“His life story is about hope,” Williams said of the Nigerian-born Omalu. “To dismiss any hope we may have was probably the most depressing thing – if it is true.”
Williams, who gets around with a special elevated shoe that evens out the length of his legs, recalled how orthopedic surgeons said he needed an amputation.
“If I listened to every doctor I would be without a leg,” he said. “By having hope I don’t see any difference than the challenges that face me with CTE. It’s finding the path out of the labyrinth.”
Unlike some of his fellow retirees, Williams is not experiencing significant outward signs of degenerative brain injury. After his career ended, Williams was elected to the Cincinnati City Council and later worked for the NFL and the Walt Disney Corporation.
But Williams still figures after so many years in professional football, he is a likely candidate for CTE.
Some physicians and medical researchers are interested in investigating the value of cannabis as a way to slow or even reverse damage to the brain. But getting funding for traditional clinical trials is difficult because the U.S. government lists cannabis as a narcotic like heroin.

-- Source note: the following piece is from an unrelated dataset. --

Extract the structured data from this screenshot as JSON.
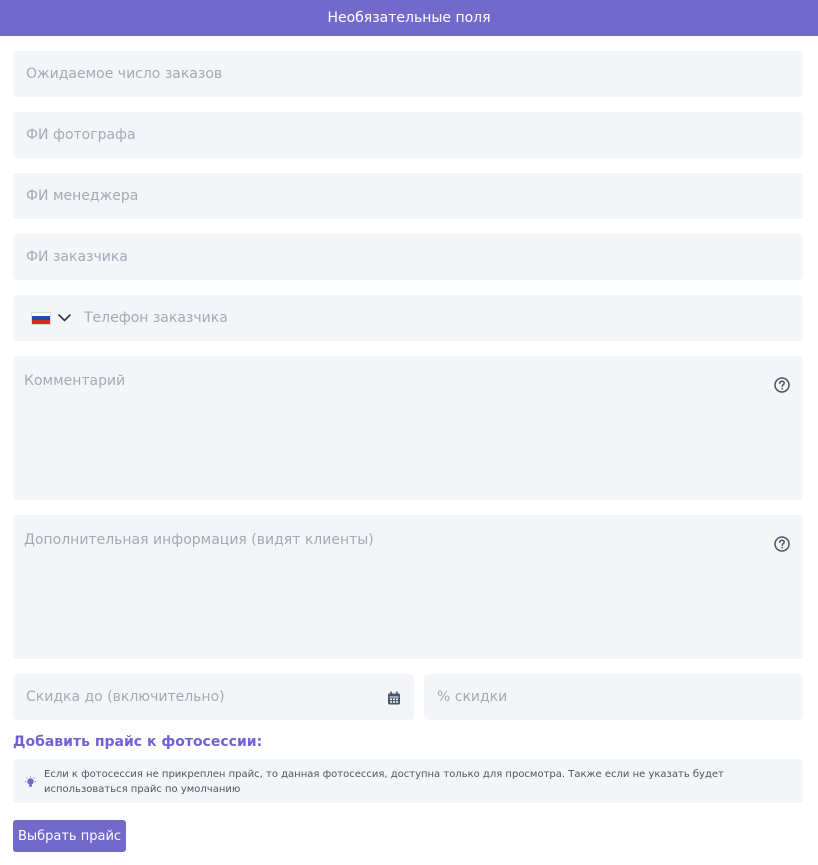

The politics surrounding the plant have confounded marijuana supporters.
“That’s where I need the medical system to explore whether medical cannabis can be the one and only solution,” Williams said. “What is the best variation, what is the best strain, what is the best delivery mechanism that can possibly impact the quality of the future of my life?”
Williams considers himself an ideal test patient because he has used marijuana since his days in Flint, Michigan. He said he “took care of my body and brain with marijuana” at Dartmouth.
Williams continued using while playing in Cincinnati, recalling how he rejected the pain-killing medications teams made available. He credits cannabis with keeping him from getting addicted to opioids.
But marijuana hasn’t erased painful memories of facing the 49ers. They could be summarized in Super Bowl XXIII in 1988 when Joe Montana passed to John Taylor with 34 seconds left to score a 20-16 49ers’ victory. The Niners also defeated the Bengals 26-21 in Super Bowl XVI in 1982.
“It’s as negative any one of the three concussions that I have,” Williams said.
But those traumatic defeats have led to another kind of nightmarish aftermath with the potential for brain disease.
“Those games you lost, guess what?” Williams said. “It’s going to be worse in your future.”